New ordinance has a number of provisions that may impact employers doing business in the city.
On May 9, Philadelphia Mayor Michael Nutter signed into law a bill that steps up the city's efforts to become what the mayor has described as the "most LGBT-friendly city in the world." Bill No. 130224—the "LGBT Equality Bill"—passed on April 25 with a 14-3 vote and has a number of provisions that may impact employers doing business in Philadelphia.
With the passage of this law, Philadelphia joins an increasing number of states and municipalities that are strengthening legal protections for lesbian, gay, bisexual, and transgendered (LGBT) individuals. Already this year, Delaware and Rhode Island have enacted same-sex marriage laws, and Colorado has adopted civil unions. Moreover, just a few weeks ago, a bipartisan coalition of U.S. senators and congressmembers reintroduced the Employment Non-Discrimination Act (ENDA), a federal law that would ban discrimination on the basis of sexual orientation and gender identity.
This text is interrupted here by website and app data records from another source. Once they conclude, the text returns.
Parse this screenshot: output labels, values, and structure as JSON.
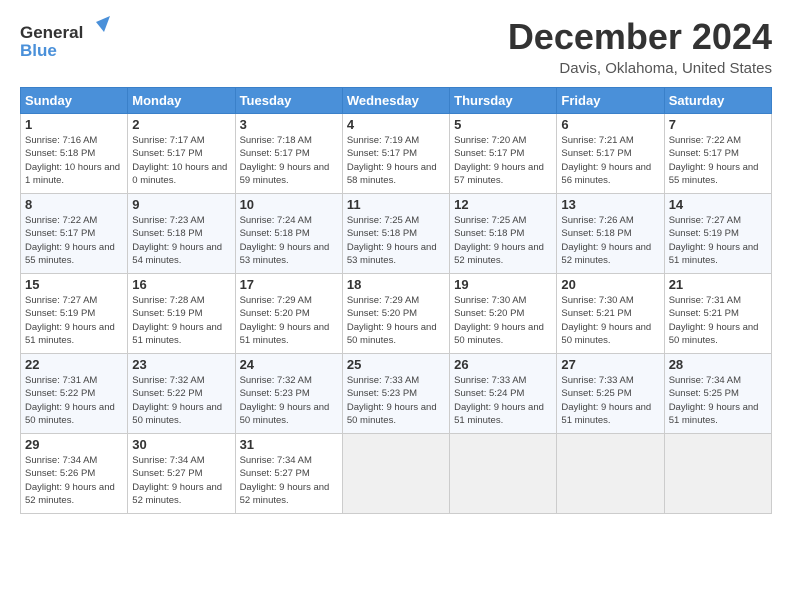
{
  "header": {
    "logo_general": "General",
    "logo_blue": "Blue",
    "title": "December 2024",
    "subtitle": "Davis, Oklahoma, United States"
  },
  "calendar": {
    "days_of_week": [
      "Sunday",
      "Monday",
      "Tuesday",
      "Wednesday",
      "Thursday",
      "Friday",
      "Saturday"
    ],
    "weeks": [
      [
        {
          "day": "1",
          "sunrise": "7:16 AM",
          "sunset": "5:18 PM",
          "daylight": "10 hours and 1 minute."
        },
        {
          "day": "2",
          "sunrise": "7:17 AM",
          "sunset": "5:17 PM",
          "daylight": "10 hours and 0 minutes."
        },
        {
          "day": "3",
          "sunrise": "7:18 AM",
          "sunset": "5:17 PM",
          "daylight": "9 hours and 59 minutes."
        },
        {
          "day": "4",
          "sunrise": "7:19 AM",
          "sunset": "5:17 PM",
          "daylight": "9 hours and 58 minutes."
        },
        {
          "day": "5",
          "sunrise": "7:20 AM",
          "sunset": "5:17 PM",
          "daylight": "9 hours and 57 minutes."
        },
        {
          "day": "6",
          "sunrise": "7:21 AM",
          "sunset": "5:17 PM",
          "daylight": "9 hours and 56 minutes."
        },
        {
          "day": "7",
          "sunrise": "7:22 AM",
          "sunset": "5:17 PM",
          "daylight": "9 hours and 55 minutes."
        }
      ],
      [
        {
          "day": "8",
          "sunrise": "7:22 AM",
          "sunset": "5:17 PM",
          "daylight": "9 hours and 55 minutes."
        },
        {
          "day": "9",
          "sunrise": "7:23 AM",
          "sunset": "5:18 PM",
          "daylight": "9 hours and 54 minutes."
        },
        {
          "day": "10",
          "sunrise": "7:24 AM",
          "sunset": "5:18 PM",
          "daylight": "9 hours and 53 minutes."
        },
        {
          "day": "11",
          "sunrise": "7:25 AM",
          "sunset": "5:18 PM",
          "daylight": "9 hours and 53 minutes."
        },
        {
          "day": "12",
          "sunrise": "7:25 AM",
          "sunset": "5:18 PM",
          "daylight": "9 hours and 52 minutes."
        },
        {
          "day": "13",
          "sunrise": "7:26 AM",
          "sunset": "5:18 PM",
          "daylight": "9 hours and 52 minutes."
        },
        {
          "day": "14",
          "sunrise": "7:27 AM",
          "sunset": "5:19 PM",
          "daylight": "9 hours and 51 minutes."
        }
      ],
      [
        {
          "day": "15",
          "sunrise": "7:27 AM",
          "sunset": "5:19 PM",
          "daylight": "9 hours and 51 minutes."
        },
        {
          "day": "16",
          "sunrise": "7:28 AM",
          "sunset": "5:19 PM",
          "daylight": "9 hours and 51 minutes."
        },
        {
          "day": "17",
          "sunrise": "7:29 AM",
          "sunset": "5:20 PM",
          "daylight": "9 hours and 51 minutes."
        },
        {
          "day": "18",
          "sunrise": "7:29 AM",
          "sunset": "5:20 PM",
          "daylight": "9 hours and 50 minutes."
        },
        {
          "day": "19",
          "sunrise": "7:30 AM",
          "sunset": "5:20 PM",
          "daylight": "9 hours and 50 minutes."
        },
        {
          "day": "20",
          "sunrise": "7:30 AM",
          "sunset": "5:21 PM",
          "daylight": "9 hours and 50 minutes."
        },
        {
          "day": "21",
          "sunrise": "7:31 AM",
          "sunset": "5:21 PM",
          "daylight": "9 hours and 50 minutes."
        }
      ],
      [
        {
          "day": "22",
          "sunrise": "7:31 AM",
          "sunset": "5:22 PM",
          "daylight": "9 hours and 50 minutes."
        },
        {
          "day": "23",
          "sunrise": "7:32 AM",
          "sunset": "5:22 PM",
          "daylight": "9 hours and 50 minutes."
        },
        {
          "day": "24",
          "sunrise": "7:32 AM",
          "sunset": "5:23 PM",
          "daylight": "9 hours and 50 minutes."
        },
        {
          "day": "25",
          "sunrise": "7:33 AM",
          "sunset": "5:23 PM",
          "daylight": "9 hours and 50 minutes."
        },
        {
          "day": "26",
          "sunrise": "7:33 AM",
          "sunset": "5:24 PM",
          "daylight": "9 hours and 51 minutes."
        },
        {
          "day": "27",
          "sunrise": "7:33 AM",
          "sunset": "5:25 PM",
          "daylight": "9 hours and 51 minutes."
        },
        {
          "day": "28",
          "sunrise": "7:34 AM",
          "sunset": "5:25 PM",
          "daylight": "9 hours and 51 minutes."
        }
      ],
      [
        {
          "day": "29",
          "sunrise": "7:34 AM",
          "sunset": "5:26 PM",
          "daylight": "9 hours and 52 minutes."
        },
        {
          "day": "30",
          "sunrise": "7:34 AM",
          "sunset": "5:27 PM",
          "daylight": "9 hours and 52 minutes."
        },
        {
          "day": "31",
          "sunrise": "7:34 AM",
          "sunset": "5:27 PM",
          "daylight": "9 hours and 52 minutes."
        },
        null,
        null,
        null,
        null
      ]
    ]
  }
}
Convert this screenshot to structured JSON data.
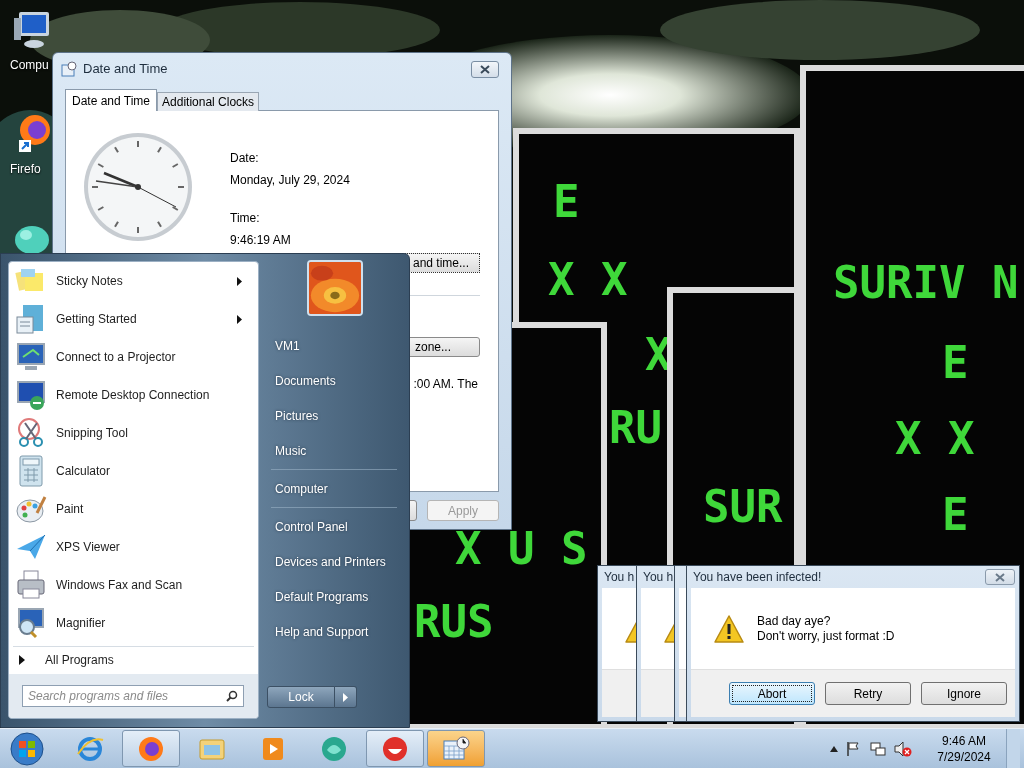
{
  "desktop_icons": [
    {
      "label": "Compu"
    },
    {
      "label": "Firefo"
    }
  ],
  "virus_windows": [
    {
      "glyphs": [
        "E",
        "X X",
        "X",
        "RU"
      ]
    },
    {
      "glyphs": [
        "SURIV N",
        "E",
        "X X",
        "E"
      ]
    },
    {
      "glyphs": [
        "X U S",
        "RUS"
      ]
    },
    {
      "glyphs": [
        "SUR"
      ]
    }
  ],
  "date_time_window": {
    "title": "Date and Time",
    "tabs": [
      {
        "label": "Date and Time",
        "selected": true
      },
      {
        "label": "Additional Clocks",
        "selected": false
      }
    ],
    "date_label": "Date:",
    "date": "Monday, July 29, 2024",
    "time_label": "Time:",
    "time": "9:46:19 AM",
    "change_button": "and time...",
    "zone_button": "zone...",
    "note": ":00 AM. The",
    "apply_button": {
      "label": "Apply",
      "disabled": true
    }
  },
  "start_menu": {
    "programs": [
      {
        "label": "Sticky Notes",
        "submenu": true
      },
      {
        "label": "Getting Started",
        "submenu": true
      },
      {
        "label": "Connect to a Projector",
        "submenu": false
      },
      {
        "label": "Remote Desktop Connection",
        "submenu": false
      },
      {
        "label": "Snipping Tool",
        "submenu": false
      },
      {
        "label": "Calculator",
        "submenu": false
      },
      {
        "label": "Paint",
        "submenu": false
      },
      {
        "label": "XPS Viewer",
        "submenu": false
      },
      {
        "label": "Windows Fax and Scan",
        "submenu": false
      },
      {
        "label": "Magnifier",
        "submenu": false
      }
    ],
    "all_programs": "All Programs",
    "search": {
      "placeholder": "Search programs and files"
    },
    "place_groups": [
      {
        "items": [
          "VM1",
          "Documents",
          "Pictures",
          "Music"
        ]
      },
      {
        "items": [
          "Computer"
        ]
      },
      {
        "items": [
          "Control Panel",
          "Devices and Printers",
          "Default Programs",
          "Help and Support"
        ]
      }
    ],
    "lock_button": "Lock"
  },
  "dialogs": [
    {
      "kind": "back",
      "title": "You h"
    },
    {
      "kind": "back",
      "title": "You h"
    },
    {
      "kind": "back"
    },
    {
      "kind": "main",
      "title": "You have been infected!",
      "message": [
        "Bad day aye?",
        "Don't worry, just format :D"
      ],
      "buttons": [
        {
          "label": "Abort",
          "selected": true
        },
        {
          "label": "Retry",
          "selected": false
        },
        {
          "label": "Ignore",
          "selected": false
        }
      ]
    }
  ],
  "taskbar": {
    "items": [
      {
        "open": false,
        "selected": false
      },
      {
        "open": true,
        "selected": false
      },
      {
        "open": false,
        "selected": false
      },
      {
        "open": false,
        "selected": false
      },
      {
        "open": false,
        "selected": false
      },
      {
        "open": true,
        "selected": false
      },
      {
        "open": true,
        "selected": true
      }
    ],
    "time": "9:46 AM",
    "date": "7/29/2024"
  }
}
ENDA has percolated in Congress for years but gained traction recently, and many predict it will pass this year.
The Philadelphia "LGBT Equality Bill"
Specifically, the new Philadelphia law does the following:
- Amends the city code's general definition of "family" to include those who are not legally married but who have formed a "life partnership," which the bill defines as a same-gender couple that lives together and has "agree[d] to share the common necessities of life and to be responsible for each other's common welfare."
- Prohibits employers from "fail[ing] to permit employees to dress consistently in accordance with their gender identity" and from "fail[ing], upon the request of an individual, to change that individual's name or gender on any forms or records" to the extent permitted by law.
- Provides tax credits to employers that make health benefits available to its employees' life partners and their children.
- Provides tax credits to employers that make health coverage available for the medical costs associated with undergoing a gender transition.
Employers should note that these tax incentives are meant for employers that do not already offer such benefits. Employers do not qualify for a credit if they offered similar benefits in the three tax years immediately prior to the application for credit.
What Employers Can Do to Address These Changes
As a general matter, private employers are ahead of this legislative tide toward employment protections for individuals in the LGBT community. Reports estimate that approximately 88% of Fortune 500 companies include sexual orientation in their nondiscrimination policies, and 57% protect gender identity. Nevertheless, employers doing business in Philadelphia should make certain that both sexual orientation and gender identity are included in their antidiscrimination policies and should include sexual orientation, gender identity, and gender stereotyping in their antiharassment training programs.
Likewise, employers around the country—even those outside of jurisdictions that explicitly protect sexual orientation and gender identity—may want to consider making these changes since the Equal Employment Opportunity Commission is now taking the position that discrimination against LGBT employees can be a form of "gender stereotyping" in violation of Title VII of the Civil Rights Act of 1964. See Macy v. Holder, No. 0120120821, 2012 WL 1435995 (E.E.O.C. Apr. 20, 2012) (discrimination against a transgender applicant falls within the scope of Title VII's prohibition of unlawful gender stereotyping).
Finally, notwithstanding that many private employers already protect against discrimination on the basis of gender identity, employers are encouraged to think carefully through issues relating to the protection of transgendered individuals. A 2011 survey published by the National Center for Transgender Equality found that 47% of study participants reported experiencing an adverse job outcome—such as being fired, not hired, or denied a promotion—as a result of being transgender or as a result of gender nonconformity, and 50% claimed to have been harassed at work.